Pointing out one building where residents have blithely ignored this stipulation, he complains that he has called the police several times but no one ever shows up.
The washing, he claims, ruins the area’s historic appearance.
“Watch Your Step: Beirut Heritage Walking Tour,” is an interactive, site-specific performance directed by actress and AUB theater studies lecturer Sahar Assad and written by Robert Myers, cultural historian and AUB professor of English and Creative Writing. Continue reading →
“To become a great writer – regardless of which Arab country one is in – one must be truthful; to be truthful, one must be free; and to be free, one must be alive; yet to be alive, one must hold one’s tongue!” – Syrian poet, dramatist and radio journalist Muhammad al-Maghut
In the Arab world, words are used as weapons. First occupied by colonial powers then presided over by authoritarian rulers, in many countries in the region literature has become a battleground between the state and those seeking to voice a perspective that challenges the status quo. Novels, stories and poems have been both exploited by the state as a vessel for spreading propaganda and feared as a means of smuggling subversive messages to the public. Continue reading →
BEIRUT: Mohammad says he’s 13, but it’s hard to believe him. With his tiny, hunched form, cavernous cheeks and emaciated limbs, he looks closer to 8 or 9 years old.
Having fled Syria without his family, Mohammad works as a shoe-shiner on the streets of Hamra, beginning at 7 a.m. every day and working until 7 p.m. At the end of his 12-hour shift he will have earned a total of LL 5,000 – just over $3.
As the influx of Syrian refugees into Lebanon continues and the economic situation in the country declines, the number of child laborers is increasing.
Thousands of Syrian children are working to support their families, while the country’s declining economy has also had an effect on Lebanese and Palestinian children, who are increasingly expected to work. Continue reading →

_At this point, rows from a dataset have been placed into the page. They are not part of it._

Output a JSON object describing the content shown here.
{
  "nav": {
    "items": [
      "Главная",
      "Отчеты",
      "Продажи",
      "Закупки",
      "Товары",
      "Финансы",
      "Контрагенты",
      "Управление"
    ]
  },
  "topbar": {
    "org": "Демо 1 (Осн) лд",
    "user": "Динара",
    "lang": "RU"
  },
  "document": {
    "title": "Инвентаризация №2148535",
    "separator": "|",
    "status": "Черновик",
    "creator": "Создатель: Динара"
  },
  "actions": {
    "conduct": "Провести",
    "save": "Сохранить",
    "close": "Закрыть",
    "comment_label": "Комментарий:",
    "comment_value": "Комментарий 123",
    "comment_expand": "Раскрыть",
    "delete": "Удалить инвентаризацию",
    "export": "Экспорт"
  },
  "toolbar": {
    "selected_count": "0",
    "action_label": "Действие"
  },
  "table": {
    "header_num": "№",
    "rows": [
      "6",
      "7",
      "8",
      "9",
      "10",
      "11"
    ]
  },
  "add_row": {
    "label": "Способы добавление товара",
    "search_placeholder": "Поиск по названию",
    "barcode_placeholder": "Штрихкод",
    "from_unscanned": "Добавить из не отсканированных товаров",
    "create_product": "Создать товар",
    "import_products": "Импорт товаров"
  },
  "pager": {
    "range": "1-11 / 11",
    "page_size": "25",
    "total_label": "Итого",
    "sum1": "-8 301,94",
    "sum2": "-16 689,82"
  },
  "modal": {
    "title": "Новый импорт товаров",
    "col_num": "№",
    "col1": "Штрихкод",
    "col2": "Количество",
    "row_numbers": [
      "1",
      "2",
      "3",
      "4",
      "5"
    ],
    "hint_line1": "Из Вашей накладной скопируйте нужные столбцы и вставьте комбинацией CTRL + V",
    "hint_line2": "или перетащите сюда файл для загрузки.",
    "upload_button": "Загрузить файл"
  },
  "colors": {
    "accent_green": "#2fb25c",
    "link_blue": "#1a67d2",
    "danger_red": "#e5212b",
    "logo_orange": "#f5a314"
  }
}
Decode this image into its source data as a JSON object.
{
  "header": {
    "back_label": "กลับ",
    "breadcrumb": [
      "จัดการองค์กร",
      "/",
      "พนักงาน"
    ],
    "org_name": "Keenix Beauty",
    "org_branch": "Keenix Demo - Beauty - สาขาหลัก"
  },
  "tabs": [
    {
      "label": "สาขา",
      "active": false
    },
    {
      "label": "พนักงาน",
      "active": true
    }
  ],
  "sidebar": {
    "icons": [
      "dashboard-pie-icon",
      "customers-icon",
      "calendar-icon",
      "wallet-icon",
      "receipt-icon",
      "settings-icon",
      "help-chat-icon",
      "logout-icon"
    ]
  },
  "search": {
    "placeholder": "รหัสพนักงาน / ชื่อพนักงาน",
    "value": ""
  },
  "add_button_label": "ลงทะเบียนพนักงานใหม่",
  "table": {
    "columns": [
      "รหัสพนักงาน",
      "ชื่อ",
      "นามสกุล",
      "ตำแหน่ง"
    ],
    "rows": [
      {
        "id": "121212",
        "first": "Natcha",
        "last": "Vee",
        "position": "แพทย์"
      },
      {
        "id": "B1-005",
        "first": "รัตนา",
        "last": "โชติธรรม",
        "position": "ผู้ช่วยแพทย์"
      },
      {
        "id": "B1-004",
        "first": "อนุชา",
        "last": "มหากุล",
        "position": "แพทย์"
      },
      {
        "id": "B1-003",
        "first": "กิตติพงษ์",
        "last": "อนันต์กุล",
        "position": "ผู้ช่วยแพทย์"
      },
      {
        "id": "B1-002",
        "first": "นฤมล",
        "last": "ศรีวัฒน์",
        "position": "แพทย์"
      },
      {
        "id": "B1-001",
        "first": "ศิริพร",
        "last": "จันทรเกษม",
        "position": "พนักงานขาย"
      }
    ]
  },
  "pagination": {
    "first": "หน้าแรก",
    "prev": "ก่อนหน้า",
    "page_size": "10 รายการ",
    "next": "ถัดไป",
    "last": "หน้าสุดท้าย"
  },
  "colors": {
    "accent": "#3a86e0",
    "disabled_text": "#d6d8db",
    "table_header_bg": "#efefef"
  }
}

BEIRUT: Adoption is often seen as a benevolent act. Rather than being brought up in an orphanage, a parentless child is given a home, stability and a loving family. In Lebanon, however, the closed adoption system has helped to transform the practice into something less than benign: a business. When Daniel Ibn Zayd was adopted in 1963, the details of his biological family were fabricated. “In the paperwork we have from the orphanage it lists family name, mother, father, birth date, birthplace,” he explains. “You grow up thinking that this is true.
“It was my fellow adoptees in France who enlightened me to the fact that these [were] false names … There was a kind of comfort in knowing that link was there if I needed it, and the minute it was ruptured, then I felt this need to establish that link.” Continue reading →
BEIRUT: Lebanese novelist Hanan al-Shaykh has had a long and complicated relationship with “One Thousand and One Nights.” As a child, she recalls, she was “utterly smitten” by a radio dramatization of the tales. As time passed, she distanced herself from the epic fable of the storytelling Shahrazad, her murderous King Shahrayar, and all it evoked.
“When I was young I wanted to be so Westernized,” the London-based author admits. “I was brought up in a district in Beirut, Ras al-Nabaa, which was very traditional. … I think because of books and films I felt that I wanted to be somewhere else completely.
“I started changing my mind a little bit,” she continues, “because in the West whenever I published a book they’d say ‘The New Shahrazad!’ and I’d say ‘What is this cliché?’ Then I read a few stories and I thought ‘Hmm, not bad.’ … I was intrigued because it reminded me of the women in my family. I thought ‘Yes, I can see that – this is why they were cunning and crafty, especially my mother, because it is the weapon of the weak in such a society.’” Continue reading →